Recurrent and chronic headaches in children below 6 years of age

  • V. Raieli1, 2Email author,
  • M. Eliseo2,
  • E. Pandolfi2,
  • M. La Vecchia2,
  • G. La Franca2,
  • D. Puma2 and
  • D. Ragusa2
The Journal of Headache and Pain20056:168

DOI: 10.1007/s10194-005-0168-z

Received: 2 February 2005

Accepted: 14 April 2005

Published: 13 May 2005

Abstract

The objective was to determine the frequency of headache subtypes, according to International Headache Society (IHS) criteria, in a population of children below 6 years visiting a Center for Diagnosis and Treatment of Headache in Youth. Medical records of the children below 6 years at their first visit, admitted for headache between 1997 and 2003, were studied. Headache was classified according to the IHS criteria 2004. Children with less than three headache attacks or less than 15 days of daily headache were excluded. We found 1598 medical records of children who visited our Headache Center in the study period. One hundred and five (6.5%) were children younger than 6 years. The mean age at the first medical control was 4.8±1.3 years (range 17–71 months). There were 59 males (56.1%) and 46 females (43.9%). The mean age at onset of headaches was 4.3 years (range 14–69 months). According to the IHS criteria we found 37 cases (35.2%) with migraine, 19 cases (18%) with episodic tension headache, 5 cases (4.8%) with chronic daily headache, 13 cases (12.4%) with primary stabbing headache, 18 cases (17.1%) with post–traumatic headache, 7 cases (6.6%) with other non–dangerous secondary headaches (otorhinolaryngological diseases, post–infectious headaches), 3 cases (2.85%) with dangerous headaches (Arnold–Chiari type 1 malformation, brain tumour) and 9 cases (8.6%) with unclassifiable headaches. Six children (5.7%) reported more than one headache subtype. The prevalence of dangerous headaches was higher than those in school age (χ2=4.70, p<0.05). Our study shows some differences in headaches in this population vs. school children. In fact at this age migraine is the most common headache, but we also found an increase of secondary causes among the chronic/recurrent and daily headaches, especially posttraumatic disorders and potentially dangerous headaches. Finally our study shows the highest prevalence of the idiopathic stabbing headache in pre–school children in comparison with other ages.

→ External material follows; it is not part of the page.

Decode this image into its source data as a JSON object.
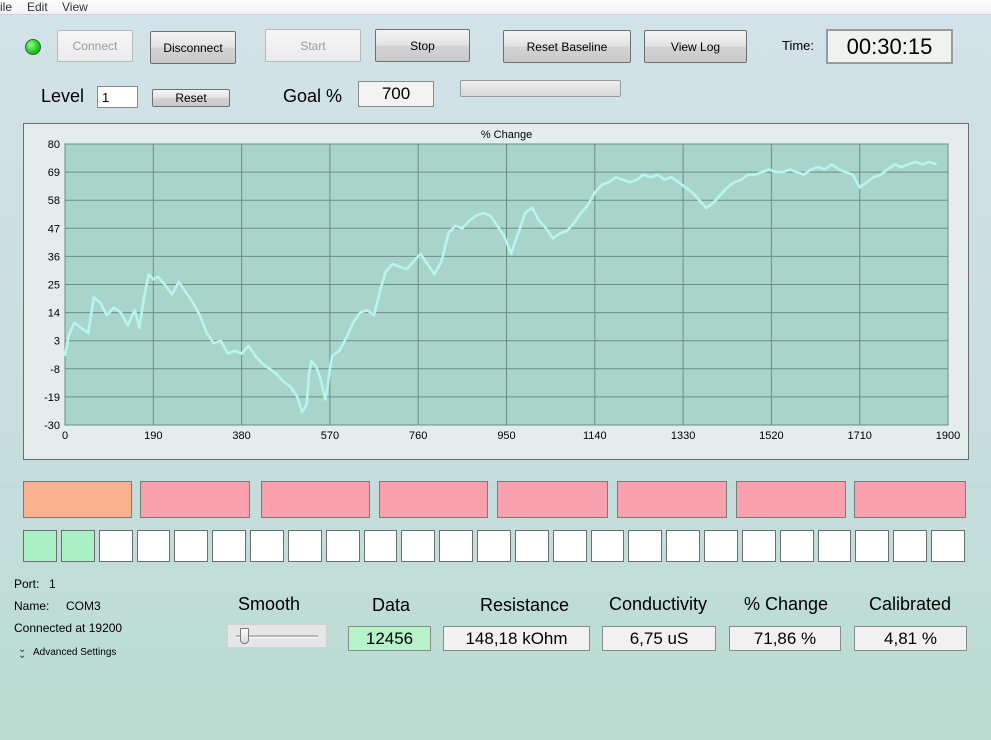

Key words

Children Migraine Secondary headaches Stabbing headaches